Dealing with bank charges
The debate in Parliament last week between Finance Minister Dr Nigel Clarke and Mr Fitz Jackson and Ms Lisa Hanna of the Opposition over the contentious issue of bank charges unfortunately turned into an acrimonious exchange with beards worn-out policies and an unfounded accusation of gender bias.
Although Ms Hanna did not name the National Commercial Bank (NCB) in her claim that a bank has a net income of over $78 billion, it later became clear that the NCB was the subject of her comment. .
Worth noting, however, is the fact that NCB made about $20 billion in net profit last year, and while the bank made more in some years, it was nothing close to $78 billion.
That $20 billion represents less than 9% return on equity and just over 1% return on its assets, which are admittedly significant at $1.9 trillion. Additionally, NCB Group is a bank holding company, making money in many countries across many non-banking businesses, with much of its assets based overseas in Bermuda, Trinidad and elsewhere in the Caribbean. , much of this money is neither made in Jamaica nor banked.
It is indisputable that the failed policies of the FINSAC era have reduced the number of banks to a tightly knit oligopoly capable of fixing interest rates and even the exchange rate.
However, since 2016 the government has commendably reversed this costly policy mistake by granting new banking licenses and dramatically reducing interest rates on public debt.
In addition, after the two debt swaps, banks, in line with global trends, have moved away from the old net interest income model to a fee model, which can be very annoying for businesses and consumers. Indeed, in some cases, these changes go against our vision of fairness.
It seems that there is now a general acceptance that the real competition between commercial banks on lending rates has made them more dependent on fees. However, a comparison of fees in Jamaica with those of the rest of the region shows that this is not just a Jamaican phenomenon.
Macroeconomic stability, combined with the granting of new banking licenses, has created a highly competitive market as banks have been so reluctant to raise interest rates that the spread over the policy rate has narrowed. In some cases, it is below 3%, a level comparable to developed economies and never seen before in Jamaica.
What is needed now to fix the fee problem is more competition. There is therefore a role for public policy, starting with giving back to the Consumer Affairs Commission, for example, the task of examining and publishing the various fees charged by banks. This, we believe, can be combined with a more aggressive promotion of the adoption of various new fintech technologies by the Bank of Jamaica.

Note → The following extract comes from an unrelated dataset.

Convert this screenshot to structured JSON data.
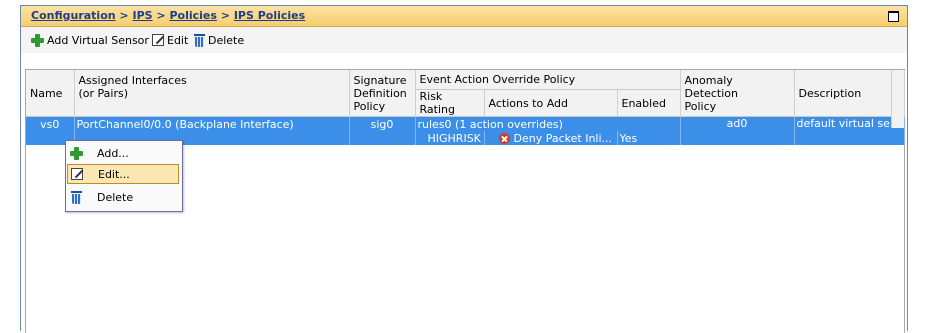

With proper verification of national identity, transaction fees could be reduced through competition to truly serve the poor and underserved informal sector.
How to achieve such an outcome would certainly deserve debate, rather than tired regulatory approaches, which should only be a last resort.